“I brought a little gift for you,” the officer told Rojas, according to Action News Jax. “You will need it where you are going.”
Rojas, now 21, was sentenced Wednesday to life in prison for trying to kill the officer and his son, News4Jax reports. Rojas was also convicted of two counts of aggravated assault, one count of grand theft auto and one count of fleeing or attempting to elude police.
The officer also said in court that Rojas had been spineless during their encounter, ambushing the officer when he was with his child.
“When I brought the fight back, you ran like a coward,” the officer said, Action News Jax reports.
Rojas had been running away from a fight with his live-in girlfriend, police said, when the off-duty officer had tried to make the 2016 traffic stop, the Times-Union reports.
During the trial, the officer described the near-death encounter in detail, the Times-Union reports.
“When I see the car door opening, I start to look behind me to go open my door,” the officer testified. “That’s when I hear the gunshots, and the glass shattering. … When he shoots me in the head, I get a whiplash back. I see the blood splatter. At this time, I know — I realize I got shot.”
It will be 25 years before Rojas can be considered for parole, according to News4Jax.
“Obviously that day changed my life, and it will never be the same,” the officer, who hasn’t been named to protect his undercover work, said in court, News4Jax reports.
The judge handed down the maximum prison sentence for each of the crimes Rojas was convicted of, according to the Times-Union.

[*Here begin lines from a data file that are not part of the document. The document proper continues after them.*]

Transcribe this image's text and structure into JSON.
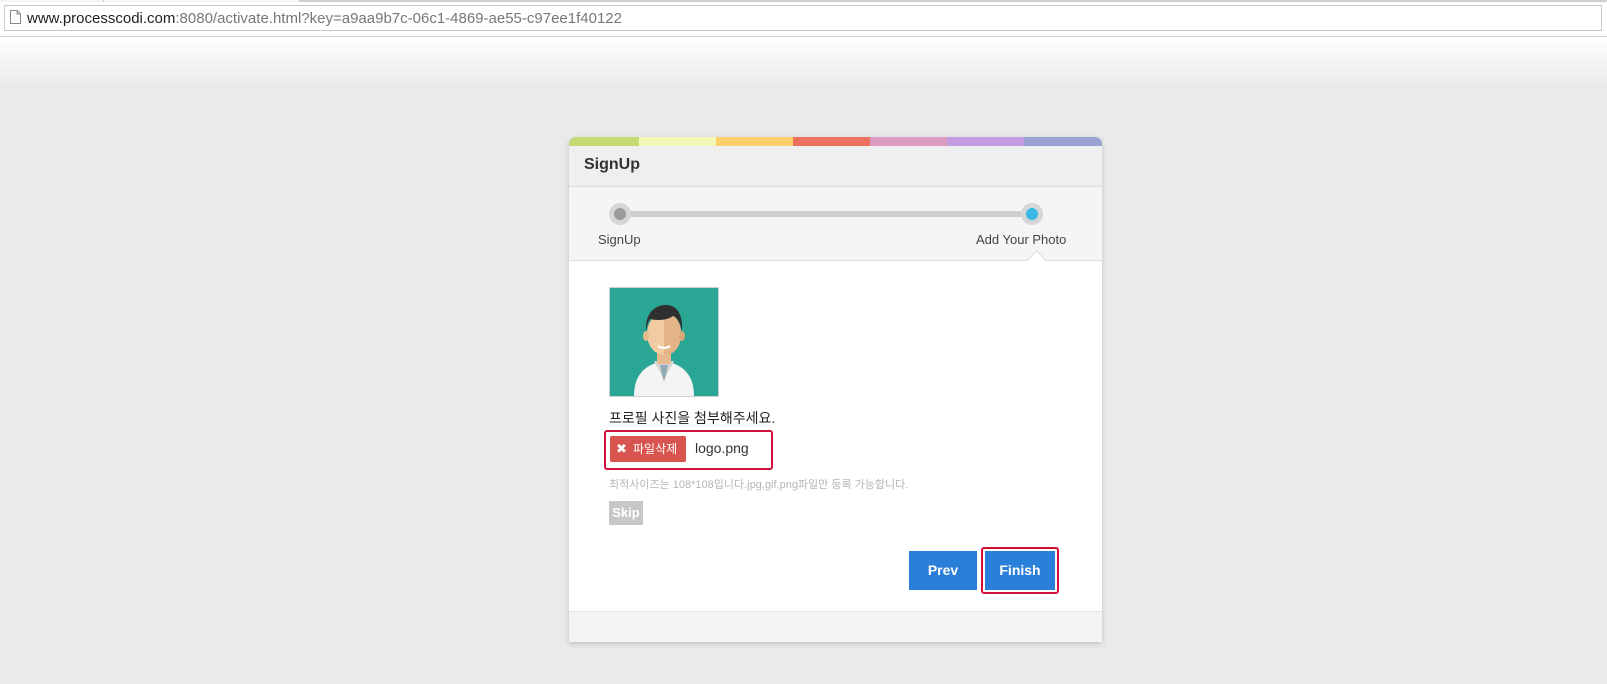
{
  "browser": {
    "url_host": "www.processcodi.com",
    "url_rest": ":8080/activate.html?key=a9aa9b7c-06c1-4869-ae55-c97ee1f40122"
  },
  "colors": {
    "stripe": [
      "#c2db72",
      "#f3f6b4",
      "#fdd06c",
      "#ee715f",
      "#dc9bbf",
      "#c29ddf",
      "#9ba1d2"
    ],
    "primary_button": "#2a7fd8",
    "delete_button": "#d9534f",
    "highlight_border": "#d2113a",
    "avatar_bg": "#2aa694",
    "step_active": "#3ab8e5",
    "step_inactive": "#9a9a9a"
  },
  "dialog": {
    "title": "SignUp",
    "steps": [
      {
        "label": "SignUp",
        "state": "done"
      },
      {
        "label": "Add Your Photo",
        "state": "active"
      }
    ],
    "avatar_icon": "user-avatar-icon",
    "prompt": "프로필 사진을 첨부해주세요.",
    "file": {
      "delete_label": "파일삭제",
      "delete_icon": "close-x-icon",
      "filename": "logo.png"
    },
    "hint": "최적사이즈는 108*108입니다.jpg,gif,png파일만 등록 가능합니다.",
    "skip_label": "Skip",
    "prev_label": "Prev",
    "finish_label": "Finish"
  }
}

“I’m pretty sure Mr. Rojas doesn’t understand what the rest of his life means,” Judge James Daniel said Wednesday, the Times-Union reports.